On the 11th March 2004, the Advocate General of the European Union published his opinion7 in the two cases against the Loi Evin before the European Court of Justice. He asserted that French legislation achieves the objective of protection of public health.
According to the Advocate General, it is reasonable to consider that the French measures limiting the advertising of alcoholic beverages may also reduce instances in which television viewers consume alcoholic beverages in response to the blandishments of advertising.
It is also stated that the mere fact that another Member State imposes less strict rules concerning advertising of alcoholic beverages does not mean that the French rules are disproportionate.
The Advocate General proposed that the Court should rule that neither the directive nor the principle of freedom to provide services enshrined in the Treaty preclude the prohibition laid down by French law regarding televised advertising of alcoholic beverages. It is greatly to be desired that the Court’s decision will leave the Loi Evin intact because :
the text seems easy to apply and causes no problems in French courts. When advertising campaigns were submitted to judges for review, no judgement mentioned the impossibility of using it, or its lack of clarity, in contrast to previous laws;
the text seems fairly difficult to distort, it limits the boundaries and describes the acceptable content of message and images;
the text allows for information on the products to be given, as is asked by the producers.
Alcohol control policy isencouraging freedom
Despite their reputation, public health experts do not wish to regulate peoples’ lives nor do they wish to treat them solely as consumers, unlike alcohol producers whose aim is to impose consumption levels and who are paradoxically the new “norms givers”.
On the contrary, the philosophy of the associations promoting prevention is to give citizens back their freedom of choice regarding products, consumption patterns, and rituals and to prevent these patterns and rituals becoming bounds which limit freedom. In addition to technical arguments, some non governmental organisations such as the French Association Nationale de Prevention en Alcoologie et Addictologie and the European association Eurocare, have adopted political and ethical positions, arguing that the EU can no longer content itself with economic objectives, but that it must become a social community where the collective interest has priority over particular economic interests. This collective interest is based on the fact that alcohol is not a product like any other: as a harmful product causing addiction, its use must be controlled by the public authorities.
Dr Alain Rigaud is Président
Association Nationale de Prévention en Alcoologie et Addictologie (ANPAA)
Dr Michel Craplet is Medical advisor of ANPAA, chairman of Eurocare
1 As described in the book Passion alcool, Paris,
Odile Jacob, 2000
2 The text limited billboard advertising to the places of production and selling. Later, another law permitted billboard advertising everywhere.
3 This satisfies the demand of the producers claiming that advertising is nothing but information. We can point that the frame given by the law can even stimulate the creativity of admen by forcing them to forget traditional images and the easy use of seductive language. Some recent advertising campaigns are indeed very well done. We can also suppose that highlighting on the product may have a perverse effect, not on the naïve, young, potential drinker but on former alcohol abusers or recovering alcoholics seeing
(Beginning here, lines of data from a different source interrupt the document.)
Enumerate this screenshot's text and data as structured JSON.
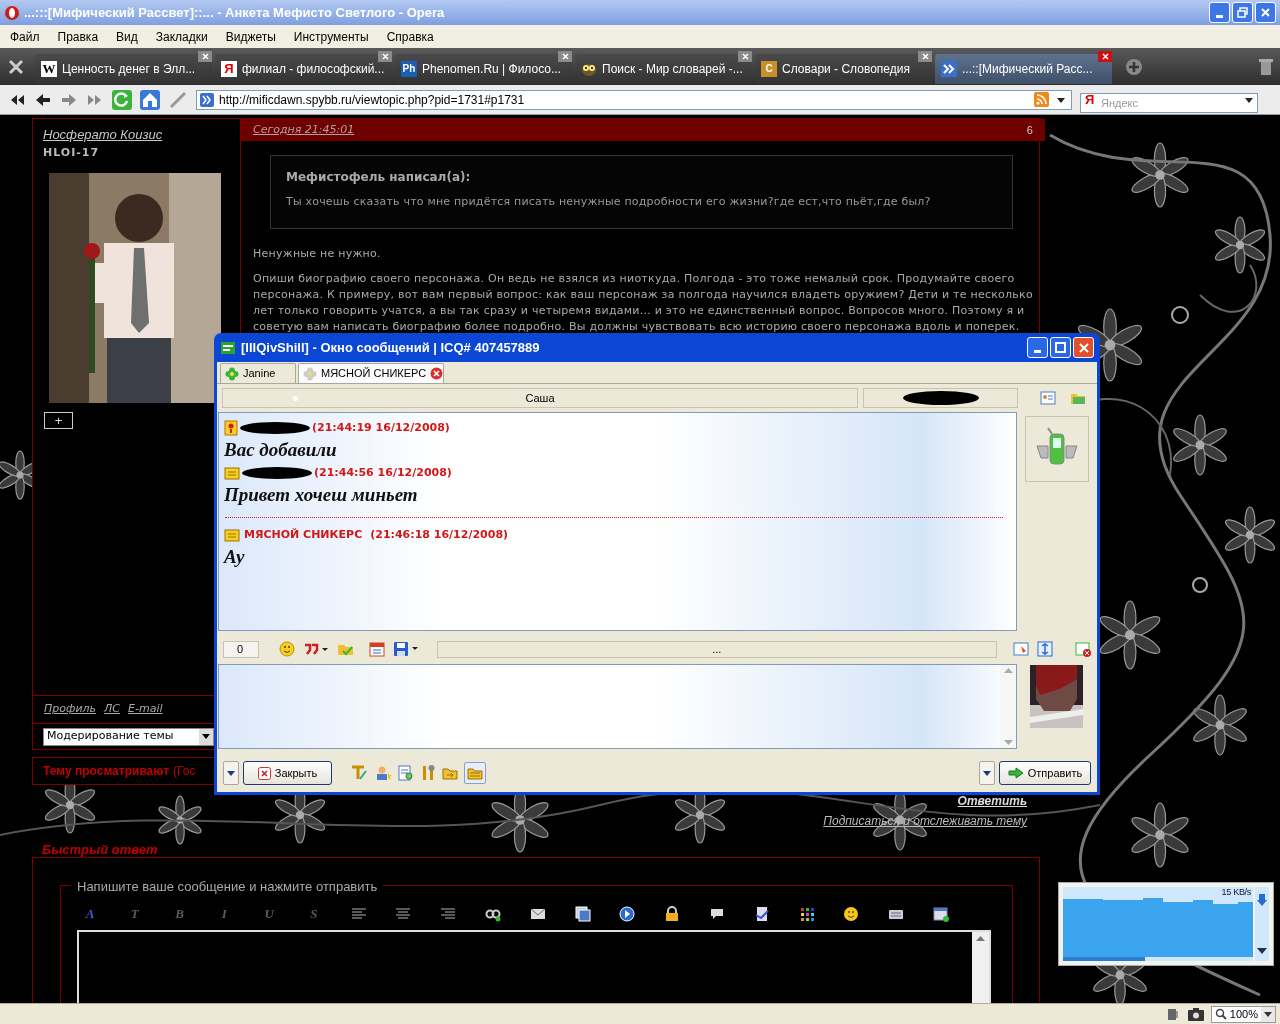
{
  "window": {
    "title": "...:::[Мифический Рассвет]::... - Анкета Мефисто Светлого - Opera"
  },
  "menu": [
    "Файл",
    "Правка",
    "Вид",
    "Закладки",
    "Виджеты",
    "Инструменты",
    "Справка"
  ],
  "tabs": [
    {
      "label": "Ценность денег в Элл...",
      "kind": "plain",
      "icon_text": "W",
      "selected": false
    },
    {
      "label": "филиал - философский...",
      "kind": "red",
      "icon_text": "Я",
      "selected": false
    },
    {
      "label": "Phenomen.Ru | Филосо...",
      "kind": "filled",
      "icon_text": "Ph",
      "color": "#1a5fb4",
      "selected": false
    },
    {
      "label": "Поиск - Мир словарей -...",
      "kind": "owl",
      "selected": false
    },
    {
      "label": "Словари - Словопедия",
      "kind": "filled",
      "icon_text": "C",
      "color": "#c8902a",
      "selected": false
    },
    {
      "label": "...::[Мифический Расс...",
      "kind": "arrows",
      "selected": true
    }
  ],
  "address_bar": {
    "url": "http://mificdawn.spybb.ru/viewtopic.php?pid=1731#p1731",
    "search_mark": "Я",
    "search_placeholder": "Яндекс"
  },
  "forum": {
    "author": {
      "name": "Носферато Коизис",
      "rank": "HLOI-17",
      "expand_button": "+",
      "links": [
        "Профиль",
        "ЛС",
        "E-mail"
      ]
    },
    "post": {
      "date": "Сегодня 21:45:01",
      "number": "6",
      "quote": {
        "author": "Мефистофель написал(а):",
        "text": "Ты хочешь сказать что мне придётся писать ненужные подробности его жизни?где ест,что пьёт,где был?"
      },
      "paragraphs": [
        [
          "Ненужные не нужно."
        ],
        [
          "Опиши биографию своего персонажа. Он ведь не взялся из ниоткуда. Полгода - это тоже немалый срок. Продумайте своего",
          "персонажа. К примеру, вот вам первый вопрос: как ваш персонаж за полгода научился владеть оружием? Дети и те несколько",
          "лет только говорить учатся, а вы так сразу и четыремя видами... и это не единственный вопрос. Вопросов много. Поэтому я и",
          "советую вам написать биографию более подробно. Вы должны чувствовать всю историю своего персонажа вдоль и поперек."
        ]
      ]
    },
    "moderation_select": "Модерирование темы",
    "viewers": {
      "label": "Тему просматривают",
      "rest": "(Гос"
    },
    "actions": [
      "Ответить",
      "Подписаться и отслеживать тему"
    ],
    "quick_reply": {
      "title": "Быстрый ответ",
      "legend": "Напишите ваше сообщение и нажмите отправить",
      "format_buttons": [
        {
          "text": "A",
          "color": "#3a5fd0"
        },
        {
          "text": "T",
          "color": "#5a5a5a"
        },
        {
          "text": "B",
          "color": "#5a5a5a"
        },
        {
          "text": "I",
          "color": "#5a5a5a"
        },
        {
          "text": "U",
          "color": "#5a5a5a"
        },
        {
          "text": "S",
          "color": "#5a5a5a"
        }
      ]
    }
  },
  "icq": {
    "title": "[IllQivShill] - Окно сообщений | ICQ# 407457889",
    "tabs": [
      {
        "label": "Janine",
        "selected": false
      },
      {
        "label": "МЯСНОЙ СНИКЕРС",
        "selected": true
      }
    ],
    "contact": {
      "name": "Саша"
    },
    "messages": [
      {
        "kind": "system",
        "sender_redacted": true,
        "time": "(21:44:19 16/12/2008)",
        "text": "Вас добавили",
        "separator_before": false
      },
      {
        "kind": "message",
        "sender_redacted": true,
        "time": "(21:44:56 16/12/2008)",
        "text": "Привет хочеш миньет",
        "separator_before": false
      },
      {
        "kind": "message",
        "sender_redacted": false,
        "sender": "МЯСНОЙ СНИКЕРС",
        "time": "(21:46:18 16/12/2008)",
        "text": "Ау",
        "separator_before": true
      }
    ],
    "char_count": "0",
    "status_text": "...",
    "close_button": "Закрыть",
    "send_button": "Отправить"
  },
  "traffic_widget": {
    "rate": "15 KB/s"
  },
  "status_bar": {
    "zoom": "100%"
  }
}
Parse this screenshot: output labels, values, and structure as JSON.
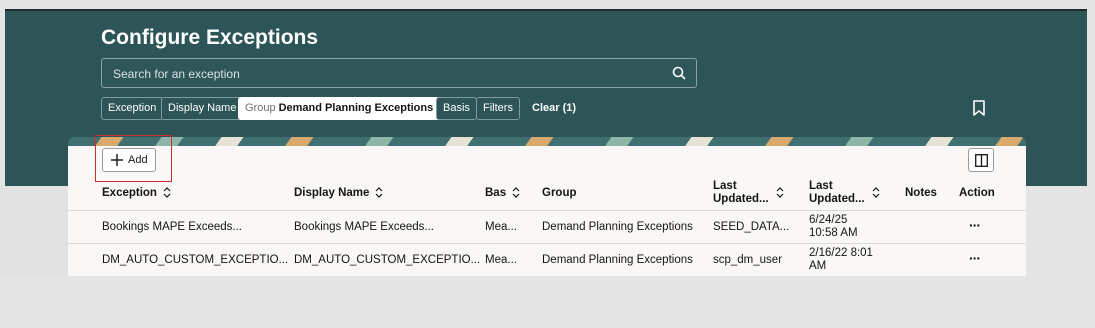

again in these beautiful images the myths about drinks that they have to forget
4 Saffer H., Journal of health Economics, 1991 ; 10 ; p.65-79
5 As explained in the text written by A Morel, J-D Favre et A. Rigaud, “Rapprocher l’alcoologie et
l’intervention en toxicomanie”, Alcoologie et Addictologie, 2001; 23 (3): 393-403
6 CB News, 24 - 30 March 1997, n° 473